Key concepts


In the Shared File Systems service share is the fundamental resource unit allocated by the Shared File System service. It represents an allocation of a persistent, readable, and writable filesystems. Compute instances access these filesystems. Depending on the deployment configuration, clients outside of OpenStack can also access the filesystem.


A share is an abstract storage object that may or may not directly map to a “share” concept from the underlying storage provider. See the description of share instance for more details.

Share instance

This concept is tied with share and represents created resource on specific back end, when share represents abstraction between end user and back-end storages. In common cases, it is one-to-one relation. One single share has more than one share instance in two cases:

  • When share migration is being applied

  • When share replication is enabled

Therefore, each share instance stores information specific to real allocated resource on storage. And share represents the information that is common for share instances. A user with member role will not be able to work with it directly. Only a user with admin role has rights to perform actions against specific share instances.


A snapshot is a point-in-time, read-only copy of a share. You can create Snapshots from an existing, operational share regardless of whether a client has mounted the file system. A snapshot can serve as the content source for a new share. Specify the Create from snapshot option when creating a new share on the dashboard.

Storage Pools

With the Kilo release of OpenStack, Shared File Systems can use storage pools. The storage may present one or more logical storage resource pools that the Shared File Systems service will select as a storage location when provisioning shares.

Share Type

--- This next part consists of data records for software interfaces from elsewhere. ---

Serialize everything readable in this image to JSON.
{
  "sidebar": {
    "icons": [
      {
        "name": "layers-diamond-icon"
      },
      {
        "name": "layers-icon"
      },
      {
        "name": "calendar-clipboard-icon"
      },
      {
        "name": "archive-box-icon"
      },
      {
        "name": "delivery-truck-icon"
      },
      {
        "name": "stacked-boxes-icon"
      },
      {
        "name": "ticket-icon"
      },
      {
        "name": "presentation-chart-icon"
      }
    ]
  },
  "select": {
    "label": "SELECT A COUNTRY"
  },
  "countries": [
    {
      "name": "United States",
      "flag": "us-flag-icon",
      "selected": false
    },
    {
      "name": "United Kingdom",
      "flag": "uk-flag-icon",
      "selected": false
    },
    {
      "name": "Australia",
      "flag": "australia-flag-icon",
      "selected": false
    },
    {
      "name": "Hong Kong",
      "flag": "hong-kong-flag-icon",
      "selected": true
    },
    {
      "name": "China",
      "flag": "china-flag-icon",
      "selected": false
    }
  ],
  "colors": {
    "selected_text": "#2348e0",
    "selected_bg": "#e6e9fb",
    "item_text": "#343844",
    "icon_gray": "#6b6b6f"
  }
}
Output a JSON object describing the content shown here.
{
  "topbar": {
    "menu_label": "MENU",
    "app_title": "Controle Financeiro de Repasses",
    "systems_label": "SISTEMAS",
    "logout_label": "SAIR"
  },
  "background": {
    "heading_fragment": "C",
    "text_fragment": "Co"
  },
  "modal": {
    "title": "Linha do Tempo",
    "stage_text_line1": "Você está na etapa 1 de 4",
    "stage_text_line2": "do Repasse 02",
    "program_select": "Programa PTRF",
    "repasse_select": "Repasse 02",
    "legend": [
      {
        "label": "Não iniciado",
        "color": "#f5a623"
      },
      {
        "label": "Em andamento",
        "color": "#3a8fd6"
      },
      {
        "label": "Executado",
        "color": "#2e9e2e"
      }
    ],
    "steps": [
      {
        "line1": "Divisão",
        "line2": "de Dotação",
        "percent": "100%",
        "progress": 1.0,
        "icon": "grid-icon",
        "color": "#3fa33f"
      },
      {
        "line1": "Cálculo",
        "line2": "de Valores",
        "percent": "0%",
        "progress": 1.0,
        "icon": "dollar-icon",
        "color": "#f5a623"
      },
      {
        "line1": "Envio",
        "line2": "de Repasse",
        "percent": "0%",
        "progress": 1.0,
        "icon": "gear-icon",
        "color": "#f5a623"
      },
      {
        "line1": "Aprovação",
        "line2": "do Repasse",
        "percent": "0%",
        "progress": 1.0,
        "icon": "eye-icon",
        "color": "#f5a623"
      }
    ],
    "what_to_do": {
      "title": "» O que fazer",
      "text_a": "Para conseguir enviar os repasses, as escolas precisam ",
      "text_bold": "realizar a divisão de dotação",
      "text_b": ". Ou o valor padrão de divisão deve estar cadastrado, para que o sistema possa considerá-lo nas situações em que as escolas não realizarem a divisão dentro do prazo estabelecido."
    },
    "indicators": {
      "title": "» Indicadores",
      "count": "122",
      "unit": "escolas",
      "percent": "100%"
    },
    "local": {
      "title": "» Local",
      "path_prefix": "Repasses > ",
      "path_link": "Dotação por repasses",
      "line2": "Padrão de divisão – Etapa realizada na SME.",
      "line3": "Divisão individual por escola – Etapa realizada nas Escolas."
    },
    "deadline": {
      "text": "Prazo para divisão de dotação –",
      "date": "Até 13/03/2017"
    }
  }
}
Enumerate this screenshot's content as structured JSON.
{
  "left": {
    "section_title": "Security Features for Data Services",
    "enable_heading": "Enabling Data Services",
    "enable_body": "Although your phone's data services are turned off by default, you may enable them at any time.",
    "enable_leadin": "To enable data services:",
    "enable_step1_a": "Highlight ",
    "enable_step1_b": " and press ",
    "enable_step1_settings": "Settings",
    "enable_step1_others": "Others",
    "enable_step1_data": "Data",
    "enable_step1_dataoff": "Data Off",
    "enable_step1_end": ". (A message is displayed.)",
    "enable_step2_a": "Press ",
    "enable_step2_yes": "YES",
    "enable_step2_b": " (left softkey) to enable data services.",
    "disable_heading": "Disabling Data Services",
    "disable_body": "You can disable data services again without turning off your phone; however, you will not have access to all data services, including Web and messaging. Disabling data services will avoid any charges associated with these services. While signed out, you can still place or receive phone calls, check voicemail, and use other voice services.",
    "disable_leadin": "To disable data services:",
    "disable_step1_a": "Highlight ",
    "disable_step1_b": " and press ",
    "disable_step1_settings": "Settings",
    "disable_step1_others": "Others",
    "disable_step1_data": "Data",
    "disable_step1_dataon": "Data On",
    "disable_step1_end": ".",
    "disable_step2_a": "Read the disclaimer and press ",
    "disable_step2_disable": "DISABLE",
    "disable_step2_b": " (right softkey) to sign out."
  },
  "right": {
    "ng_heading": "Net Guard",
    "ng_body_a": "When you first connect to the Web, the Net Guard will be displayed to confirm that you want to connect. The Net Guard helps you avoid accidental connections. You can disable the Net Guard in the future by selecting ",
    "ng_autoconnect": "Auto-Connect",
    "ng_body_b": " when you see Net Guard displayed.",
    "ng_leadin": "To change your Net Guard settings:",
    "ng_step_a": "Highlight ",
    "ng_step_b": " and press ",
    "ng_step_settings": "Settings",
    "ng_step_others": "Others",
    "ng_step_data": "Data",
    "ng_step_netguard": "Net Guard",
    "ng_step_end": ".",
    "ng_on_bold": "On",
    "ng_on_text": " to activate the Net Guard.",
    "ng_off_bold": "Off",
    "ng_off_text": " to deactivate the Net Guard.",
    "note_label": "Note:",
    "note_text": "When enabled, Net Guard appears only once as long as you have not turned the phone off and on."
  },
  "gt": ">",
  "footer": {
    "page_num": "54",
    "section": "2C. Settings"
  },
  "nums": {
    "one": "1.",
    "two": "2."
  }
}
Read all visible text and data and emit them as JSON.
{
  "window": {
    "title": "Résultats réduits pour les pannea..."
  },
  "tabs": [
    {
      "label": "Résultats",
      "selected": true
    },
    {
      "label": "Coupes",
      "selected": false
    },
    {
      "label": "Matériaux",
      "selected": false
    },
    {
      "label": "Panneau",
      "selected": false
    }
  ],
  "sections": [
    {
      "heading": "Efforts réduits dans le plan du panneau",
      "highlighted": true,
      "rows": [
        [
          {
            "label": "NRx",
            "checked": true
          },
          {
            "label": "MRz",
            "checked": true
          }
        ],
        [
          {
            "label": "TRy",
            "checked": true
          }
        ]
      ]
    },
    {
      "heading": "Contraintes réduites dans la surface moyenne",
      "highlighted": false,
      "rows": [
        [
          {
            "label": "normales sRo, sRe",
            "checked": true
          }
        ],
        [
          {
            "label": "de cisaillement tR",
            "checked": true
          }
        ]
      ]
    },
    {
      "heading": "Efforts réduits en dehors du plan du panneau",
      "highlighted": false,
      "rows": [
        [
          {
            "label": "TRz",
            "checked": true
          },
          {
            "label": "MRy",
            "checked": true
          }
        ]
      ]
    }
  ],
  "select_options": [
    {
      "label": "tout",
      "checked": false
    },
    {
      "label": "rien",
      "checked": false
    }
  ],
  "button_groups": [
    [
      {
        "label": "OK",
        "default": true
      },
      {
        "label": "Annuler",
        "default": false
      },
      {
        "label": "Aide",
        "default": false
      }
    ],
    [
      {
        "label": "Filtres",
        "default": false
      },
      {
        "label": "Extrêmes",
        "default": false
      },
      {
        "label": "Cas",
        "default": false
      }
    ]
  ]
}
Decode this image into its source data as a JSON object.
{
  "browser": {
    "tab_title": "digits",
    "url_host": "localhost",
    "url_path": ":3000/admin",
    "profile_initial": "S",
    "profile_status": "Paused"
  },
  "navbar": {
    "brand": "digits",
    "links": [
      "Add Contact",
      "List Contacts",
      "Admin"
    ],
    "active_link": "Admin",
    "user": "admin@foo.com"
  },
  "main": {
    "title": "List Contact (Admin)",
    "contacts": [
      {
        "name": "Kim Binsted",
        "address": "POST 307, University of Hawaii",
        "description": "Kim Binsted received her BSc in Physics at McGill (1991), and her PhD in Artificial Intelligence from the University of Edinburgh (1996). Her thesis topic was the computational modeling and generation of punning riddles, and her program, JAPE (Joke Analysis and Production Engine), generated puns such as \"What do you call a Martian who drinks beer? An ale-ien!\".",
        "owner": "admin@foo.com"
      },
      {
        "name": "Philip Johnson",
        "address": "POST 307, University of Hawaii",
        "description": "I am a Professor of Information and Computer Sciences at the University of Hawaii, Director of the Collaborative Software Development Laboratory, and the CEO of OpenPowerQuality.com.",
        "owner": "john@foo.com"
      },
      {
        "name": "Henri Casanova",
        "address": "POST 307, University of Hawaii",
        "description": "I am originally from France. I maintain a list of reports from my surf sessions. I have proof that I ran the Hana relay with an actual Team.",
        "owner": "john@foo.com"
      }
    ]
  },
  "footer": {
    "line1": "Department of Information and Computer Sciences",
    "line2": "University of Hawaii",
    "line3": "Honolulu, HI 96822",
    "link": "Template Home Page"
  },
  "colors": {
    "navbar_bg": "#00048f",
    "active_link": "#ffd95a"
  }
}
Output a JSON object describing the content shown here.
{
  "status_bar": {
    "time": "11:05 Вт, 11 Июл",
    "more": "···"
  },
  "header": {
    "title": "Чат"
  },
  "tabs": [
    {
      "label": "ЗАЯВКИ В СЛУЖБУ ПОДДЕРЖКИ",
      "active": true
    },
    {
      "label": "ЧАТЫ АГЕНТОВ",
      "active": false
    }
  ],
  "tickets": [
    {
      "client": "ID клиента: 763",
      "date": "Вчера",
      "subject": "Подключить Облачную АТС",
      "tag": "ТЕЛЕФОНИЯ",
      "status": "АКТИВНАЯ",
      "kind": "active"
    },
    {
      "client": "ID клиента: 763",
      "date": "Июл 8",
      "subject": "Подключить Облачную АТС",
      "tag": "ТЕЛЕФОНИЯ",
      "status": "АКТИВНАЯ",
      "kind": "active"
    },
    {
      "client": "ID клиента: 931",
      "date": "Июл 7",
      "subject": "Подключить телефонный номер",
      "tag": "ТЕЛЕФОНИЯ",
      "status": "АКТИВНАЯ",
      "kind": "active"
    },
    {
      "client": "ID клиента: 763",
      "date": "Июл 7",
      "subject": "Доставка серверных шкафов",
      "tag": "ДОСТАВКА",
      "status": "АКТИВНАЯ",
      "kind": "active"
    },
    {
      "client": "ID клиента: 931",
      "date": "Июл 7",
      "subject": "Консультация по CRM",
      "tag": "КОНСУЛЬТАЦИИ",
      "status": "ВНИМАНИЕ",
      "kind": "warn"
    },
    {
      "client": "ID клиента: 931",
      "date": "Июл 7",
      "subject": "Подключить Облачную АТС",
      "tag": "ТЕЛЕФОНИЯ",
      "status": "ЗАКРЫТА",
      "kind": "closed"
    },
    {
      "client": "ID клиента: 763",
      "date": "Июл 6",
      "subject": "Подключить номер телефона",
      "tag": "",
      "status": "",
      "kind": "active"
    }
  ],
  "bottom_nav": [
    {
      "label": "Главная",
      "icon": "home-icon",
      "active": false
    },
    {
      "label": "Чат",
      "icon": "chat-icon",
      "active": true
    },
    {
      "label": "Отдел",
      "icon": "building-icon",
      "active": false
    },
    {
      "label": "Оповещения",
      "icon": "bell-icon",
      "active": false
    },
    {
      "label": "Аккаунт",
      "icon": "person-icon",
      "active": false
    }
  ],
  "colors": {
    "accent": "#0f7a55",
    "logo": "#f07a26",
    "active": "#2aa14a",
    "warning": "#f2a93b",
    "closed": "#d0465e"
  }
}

Share type is an abstract collection of criteria used to characterize shares. They are most commonly used to create a hierarchy of functional capabilities. This hierarchy represents tiered storage services levels. For example, an administrator might define a premium share type that indicates a greater level of performance than a basic share type. Premium represents the best performance level.

Share Access Rules

Share access rules define which users can access a particular share. For example, administrators can declare rules for NFS shares by listing the valid IP networks which will access the share. List the IP networks in CIDR notation.

Security Services

Security services allow granular client access rules for administrators. They can declare rules for authentication or authorization to access share content. External services including LDAP, Active Directory, and Kerberos can be declared as resources. Examine and consult these resources when making an access decision for a particular share. You can associate Shares with multiple security services, but only one service per one type.

Share Networks

A share network is an object that defines a relationship between a project network and subnet, as defined in an OpenStack Networking service or Compute service. The share network is also defined in shares created by the same project. A project may find it desirable to provision shares such that only instances connected to a particular OpenStack-defined network have access to the share. Also, security services can be attached to share networks, because most of auth protocols require some interaction with network services.

The Shared File Systems service has the ability to work outside of OpenStack. That is due to the StandaloneNetworkPlugin. The plugin is compatible with any network platform, and does not require specific network services in OpenStack like Compute or Networking service. You can set the network parameters in the manila.conf file.

Share Servers

A share server is a logical entity that hosts the shares created on a specific share network. A share server may be a configuration object within the storage controller, or it may represent logical resources provisioned within an OpenStack deployment used to support the data path used to access shares.

Share servers interact with network services to determine the appropriate IP addresses on which to export shares according to the related share network. The Shared File Systems service has a pluggable network model that allows share servers to work with different implementations of the Networking service.